item Fratamico, Pina

Submitted to: Meeting Abstract
Publication Type: Abstract Only
Publication Acceptance Date: 6/15/2007
Publication Date: 9/2/2007
Citation: Fratamico, P.M. 2007. Society for general microbiology m. Meeting Abstract. P.31.

Interpretive Summary:

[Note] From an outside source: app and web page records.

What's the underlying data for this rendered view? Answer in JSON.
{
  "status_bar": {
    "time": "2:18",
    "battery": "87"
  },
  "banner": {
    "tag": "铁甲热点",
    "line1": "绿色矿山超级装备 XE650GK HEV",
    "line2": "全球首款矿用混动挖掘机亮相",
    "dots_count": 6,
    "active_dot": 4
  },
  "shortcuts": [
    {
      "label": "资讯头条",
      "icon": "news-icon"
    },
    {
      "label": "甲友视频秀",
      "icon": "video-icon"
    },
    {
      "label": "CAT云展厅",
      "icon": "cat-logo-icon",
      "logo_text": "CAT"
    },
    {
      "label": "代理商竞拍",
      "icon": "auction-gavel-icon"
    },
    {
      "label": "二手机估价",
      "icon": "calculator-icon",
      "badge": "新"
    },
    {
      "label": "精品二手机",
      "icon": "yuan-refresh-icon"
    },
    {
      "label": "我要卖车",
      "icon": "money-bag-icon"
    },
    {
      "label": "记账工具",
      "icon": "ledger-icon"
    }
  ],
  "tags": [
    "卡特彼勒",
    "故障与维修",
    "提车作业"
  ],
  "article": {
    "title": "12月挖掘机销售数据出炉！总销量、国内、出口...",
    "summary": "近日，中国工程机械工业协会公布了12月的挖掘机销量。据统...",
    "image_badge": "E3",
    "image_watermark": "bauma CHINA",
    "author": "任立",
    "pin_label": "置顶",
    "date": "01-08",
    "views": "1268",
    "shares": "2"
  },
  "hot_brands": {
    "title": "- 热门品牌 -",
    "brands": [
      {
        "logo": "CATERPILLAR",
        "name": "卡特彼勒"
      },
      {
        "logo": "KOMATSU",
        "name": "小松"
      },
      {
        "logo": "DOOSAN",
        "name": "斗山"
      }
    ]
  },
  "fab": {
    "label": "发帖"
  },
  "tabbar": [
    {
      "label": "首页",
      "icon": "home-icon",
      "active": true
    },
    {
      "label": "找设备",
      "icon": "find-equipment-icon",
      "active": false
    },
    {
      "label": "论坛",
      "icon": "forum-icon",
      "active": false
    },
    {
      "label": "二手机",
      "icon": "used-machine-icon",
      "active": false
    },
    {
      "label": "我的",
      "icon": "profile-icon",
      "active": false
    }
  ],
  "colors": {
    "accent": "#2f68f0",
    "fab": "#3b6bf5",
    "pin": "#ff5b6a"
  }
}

Technical Abstract: The analysis of food and water for the presence of bacterial, viral, and parasitic pathogens is critical for ensuring public health. The traditional approach for bacterial pathogen detection involves enrichment in a suitable growth medium, followed by plating onto selective agar(s) and confirmation of presumptive bacterial isolates using a number of biochemical and serological tests. However, traditional methods are labor intensive and time consuming. The need for a more rapid assessment of the microbial safety of food and water has led to the development of molecular methods, particularly polymerase chain reaction (PCR)-based assays, for pathogen detection. An important advance is the development of real-time PCR based on the detection and quantitation of a fluorescent reporter in a closed-tube format. Real-time chemistries allow for detection of amplification while the reaction is occurring, thus post-PCR processing for amplicon identification is not required. Applications of PCR assays include detection of specific food-borne pathogens in different types of complex matrices, simultaneous detection of more than one pathogen in a single sample, pathogen typing, and species identification. Real-time multiplex PCR assays, involving amplification of two or more target sequences simultaneously in one reaction, have the potential to decrease cost, time, and effort in pathogen detection. Nanotechnology, as it applies to diagnostics, is a rapidly developing molecular analysis technology that is driving the development of nanofluidic lab-on-a-chip systems. Microminiaturization of nucleic acid-based techniques will have a significant impact on food and water testing, potentially enabling the assays to be performed using portable instruments in non-laboratory settings.